Sunday, June 26, 2011

`Her Way Is Mine'

I like other people’s dogs, as I like most animals except deer ticks and Chihuahuas. I had a dog when I was kid, though it felt like part of my self-conscious striving to be an All-American Boy. Cats are my pet of choice, so babysitting my brother-in-law’s yellow Lab is an exercise in charity and patience. As I write, the dog lies on my feet under the desk, farting and snuffling, and the cat sleeps on the leather chair behind me, silent and self-contained – a ready-made illustration of my preference. I admire diffidence and dignity. Dogs are needy, cats don’t care. David Slavitt seems to agree in “Walking the Dog” (Rounding the Horn, 1978; collected in Change of Address: Poems New and Selected, 2005):

“A dog will sniff at bushes, newel posts,
a familiar ivy bed, track his own scent,
and lift his leg wherever it seems right
to sign his claim. In pride of place he boasts,
`My territory!’ And we pay our rent
and use the pot (until then, it’s not quite
home). I walk the dog at night and think
of spots he’s liked, his map of the good places.
He minds his cues and pees. `Good dog!’ I praise,
Uncomfortable. For us, smell turns to stink;
we are unhappy with our bodies’ traces.
He does his business. I avert my gaze,
who can’t return to my good places, shun
reminders that indict me, cannot say—
as I take him to be saying--`Life is fine!
I like it here.’ A cat, when she is done,
will cover it over and then go on her way,
fastidious, ashamed. Her way is mine.”

Mine, too. It’s the fawning of dogs I can’t take, the abject eagerness to please. It’s the same with people. “Don’t perform,” I want to say. “Forget about me. Be yourself.” It’s especially true of writers. When they work hard to ingratiate themselves, they become as repellent as those who work hard to offend. Both are dogs. Cats don’t care.

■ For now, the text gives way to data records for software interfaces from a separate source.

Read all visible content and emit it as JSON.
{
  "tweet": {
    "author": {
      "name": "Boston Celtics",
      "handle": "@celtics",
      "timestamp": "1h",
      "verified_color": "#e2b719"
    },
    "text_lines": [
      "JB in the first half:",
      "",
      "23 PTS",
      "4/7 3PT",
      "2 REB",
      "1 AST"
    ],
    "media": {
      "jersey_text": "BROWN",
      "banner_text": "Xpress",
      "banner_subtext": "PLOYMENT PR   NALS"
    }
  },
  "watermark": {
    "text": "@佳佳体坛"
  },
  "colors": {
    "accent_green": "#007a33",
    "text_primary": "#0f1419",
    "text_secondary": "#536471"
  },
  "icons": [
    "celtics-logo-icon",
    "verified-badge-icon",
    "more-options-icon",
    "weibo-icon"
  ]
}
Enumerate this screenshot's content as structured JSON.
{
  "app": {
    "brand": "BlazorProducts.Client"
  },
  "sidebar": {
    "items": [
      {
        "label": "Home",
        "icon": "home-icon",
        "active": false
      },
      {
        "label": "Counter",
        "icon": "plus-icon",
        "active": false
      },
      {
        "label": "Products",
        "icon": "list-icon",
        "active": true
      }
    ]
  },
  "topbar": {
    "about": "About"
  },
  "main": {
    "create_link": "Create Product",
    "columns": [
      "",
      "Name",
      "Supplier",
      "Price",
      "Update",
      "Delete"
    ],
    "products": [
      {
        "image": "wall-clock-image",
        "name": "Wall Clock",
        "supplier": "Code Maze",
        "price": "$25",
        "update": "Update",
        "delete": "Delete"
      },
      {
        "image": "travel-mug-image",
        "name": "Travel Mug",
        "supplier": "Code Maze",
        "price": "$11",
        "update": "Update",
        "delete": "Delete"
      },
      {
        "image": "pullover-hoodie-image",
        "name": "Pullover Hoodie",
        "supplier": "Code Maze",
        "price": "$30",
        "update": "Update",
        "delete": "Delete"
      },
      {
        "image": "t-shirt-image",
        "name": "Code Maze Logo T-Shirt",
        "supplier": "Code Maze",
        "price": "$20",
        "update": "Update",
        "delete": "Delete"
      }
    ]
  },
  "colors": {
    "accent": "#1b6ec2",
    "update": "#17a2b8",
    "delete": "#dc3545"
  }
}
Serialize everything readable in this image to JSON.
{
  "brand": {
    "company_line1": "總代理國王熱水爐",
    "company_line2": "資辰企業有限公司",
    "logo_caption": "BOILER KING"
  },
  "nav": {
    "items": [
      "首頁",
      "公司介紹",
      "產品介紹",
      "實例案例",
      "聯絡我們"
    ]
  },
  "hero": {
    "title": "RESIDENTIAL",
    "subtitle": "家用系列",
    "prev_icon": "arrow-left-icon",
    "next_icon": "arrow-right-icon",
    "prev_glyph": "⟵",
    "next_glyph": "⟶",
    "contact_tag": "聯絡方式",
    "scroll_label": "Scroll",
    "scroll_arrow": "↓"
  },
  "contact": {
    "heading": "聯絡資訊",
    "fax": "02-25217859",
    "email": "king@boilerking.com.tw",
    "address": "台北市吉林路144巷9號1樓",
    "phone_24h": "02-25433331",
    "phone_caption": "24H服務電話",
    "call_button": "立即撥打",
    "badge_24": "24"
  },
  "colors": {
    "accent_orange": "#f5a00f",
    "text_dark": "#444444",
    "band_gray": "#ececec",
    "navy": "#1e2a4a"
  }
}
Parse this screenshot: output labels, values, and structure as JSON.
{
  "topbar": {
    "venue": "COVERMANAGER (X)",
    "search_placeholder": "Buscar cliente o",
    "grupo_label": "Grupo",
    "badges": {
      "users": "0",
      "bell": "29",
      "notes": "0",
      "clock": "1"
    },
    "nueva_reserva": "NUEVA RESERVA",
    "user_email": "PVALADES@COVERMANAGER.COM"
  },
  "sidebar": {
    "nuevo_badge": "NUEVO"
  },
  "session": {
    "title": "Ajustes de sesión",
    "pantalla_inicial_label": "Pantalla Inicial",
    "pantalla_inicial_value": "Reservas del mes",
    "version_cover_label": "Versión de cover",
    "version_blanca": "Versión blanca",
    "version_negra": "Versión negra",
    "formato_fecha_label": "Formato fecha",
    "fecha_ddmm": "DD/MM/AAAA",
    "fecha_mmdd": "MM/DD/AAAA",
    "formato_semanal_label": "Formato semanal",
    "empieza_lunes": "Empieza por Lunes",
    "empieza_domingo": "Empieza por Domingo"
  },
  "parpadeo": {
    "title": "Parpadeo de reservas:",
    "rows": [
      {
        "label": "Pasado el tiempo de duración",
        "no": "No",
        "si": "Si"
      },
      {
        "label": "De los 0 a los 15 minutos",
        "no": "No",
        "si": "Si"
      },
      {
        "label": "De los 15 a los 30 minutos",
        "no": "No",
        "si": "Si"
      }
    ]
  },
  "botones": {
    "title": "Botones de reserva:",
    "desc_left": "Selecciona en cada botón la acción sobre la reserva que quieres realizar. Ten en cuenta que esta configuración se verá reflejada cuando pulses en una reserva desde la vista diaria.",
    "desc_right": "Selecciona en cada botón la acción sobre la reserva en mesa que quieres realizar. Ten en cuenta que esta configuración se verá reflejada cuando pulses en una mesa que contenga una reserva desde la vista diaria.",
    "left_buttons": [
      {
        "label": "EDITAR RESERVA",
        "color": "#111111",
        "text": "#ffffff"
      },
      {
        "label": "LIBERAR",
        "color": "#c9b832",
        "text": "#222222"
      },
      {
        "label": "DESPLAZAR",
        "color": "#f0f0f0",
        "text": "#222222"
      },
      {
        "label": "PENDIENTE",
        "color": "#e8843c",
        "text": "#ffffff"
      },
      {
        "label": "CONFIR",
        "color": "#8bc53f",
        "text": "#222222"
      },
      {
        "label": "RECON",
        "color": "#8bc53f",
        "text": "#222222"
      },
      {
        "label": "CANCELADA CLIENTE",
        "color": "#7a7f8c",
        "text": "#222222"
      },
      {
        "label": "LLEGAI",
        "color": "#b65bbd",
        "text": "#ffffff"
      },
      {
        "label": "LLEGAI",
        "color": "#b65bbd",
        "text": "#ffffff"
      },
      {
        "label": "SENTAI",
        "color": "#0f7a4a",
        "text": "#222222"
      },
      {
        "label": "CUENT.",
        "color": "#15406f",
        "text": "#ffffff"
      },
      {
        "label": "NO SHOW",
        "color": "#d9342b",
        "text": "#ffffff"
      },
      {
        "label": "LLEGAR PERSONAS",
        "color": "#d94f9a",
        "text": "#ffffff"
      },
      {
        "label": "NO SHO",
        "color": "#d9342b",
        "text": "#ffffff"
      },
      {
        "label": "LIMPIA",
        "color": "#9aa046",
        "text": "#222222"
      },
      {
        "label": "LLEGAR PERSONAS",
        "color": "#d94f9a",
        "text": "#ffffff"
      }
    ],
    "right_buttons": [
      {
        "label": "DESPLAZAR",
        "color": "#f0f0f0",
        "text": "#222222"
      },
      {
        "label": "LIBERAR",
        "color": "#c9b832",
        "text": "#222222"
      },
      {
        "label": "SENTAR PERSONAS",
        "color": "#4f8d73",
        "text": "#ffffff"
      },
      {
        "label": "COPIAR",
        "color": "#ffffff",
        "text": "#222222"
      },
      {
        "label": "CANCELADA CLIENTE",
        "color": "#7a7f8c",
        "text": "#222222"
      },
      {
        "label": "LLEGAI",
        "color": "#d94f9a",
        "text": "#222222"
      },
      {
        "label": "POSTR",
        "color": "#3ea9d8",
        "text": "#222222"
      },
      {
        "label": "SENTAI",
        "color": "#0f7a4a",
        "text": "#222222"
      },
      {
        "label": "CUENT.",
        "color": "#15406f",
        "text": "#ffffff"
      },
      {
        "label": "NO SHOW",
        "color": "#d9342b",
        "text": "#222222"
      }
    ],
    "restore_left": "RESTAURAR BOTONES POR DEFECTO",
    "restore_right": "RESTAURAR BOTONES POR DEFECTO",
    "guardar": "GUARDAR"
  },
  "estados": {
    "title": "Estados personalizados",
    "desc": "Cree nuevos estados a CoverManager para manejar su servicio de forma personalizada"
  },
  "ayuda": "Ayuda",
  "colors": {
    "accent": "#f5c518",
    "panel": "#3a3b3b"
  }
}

The Sanity Inspector said...

Yeah, but dogs aren't scared of the vacuum cleaner.

William A. Sigler said...

You bring up an interesting point about dog writers and cat writers. A by-no-means exhaustive list of writers who have sung the praises of one animal over the other (and I don't include here bi-pet-ual authors like Mark Twain, Alexandre Dumas and P.G. Wodehouse) does seem to suggest that dog writers are more of an upbeat, social and pleasing bent, while the cat writers pursue a more private muse.

Notable dog writers include:
Alexander Pope
Robert Burns
Samuel Butler
William Cowper
John Muir
Elizabeth Barrett Browning
Emily Dickinson
Emily Bronte
Leo Tolstoy
Friedrich Nietzsche
Robert Louis Stevenson
Rudyard Kipling
Jack London
G.K. Chesterton
Rainer Maria Rilke
Gertrude Stein
Sigmund Freud
Thomas Mann
Franz Kafka
Virginia Woolf
James Thurber
William Faulkner
John Steinbeck
Doris Lessing
Milan Kundera
Tom McGuane
Raymond Carver
Willie Morris
Dean Koontz

Notable cat writers include:
Dr. Johnson
Victor Hugo
William Wordsworth
Lord Byron
Charles Dickens
EA Poe
Charles Baudelaire
Charlotte Bronte
Thomas Hardy
Robert Graves
WB Yeats
Henry James
TS Eliot
Raymond Chandler
Ernest Hemingway (30 cats!)
Albert Camus
William S. Burroughs
Charles Bukowski
Jack Kerouac
Sylvia Plath
Hunter Thompson
Julio Cortazar
Joyce Carol Oates
Ruth Rendell
Margaret Atwood
Stephen King

It’s hard to not conclude from such a list that cat writers possess a more iconoclastic, subtle and even snobby bent while dog writers are dominated by those forever making arguments, alternatively idealistic and pragmatic, manly and child-like, more aware of the potential treat awaiting a word well played.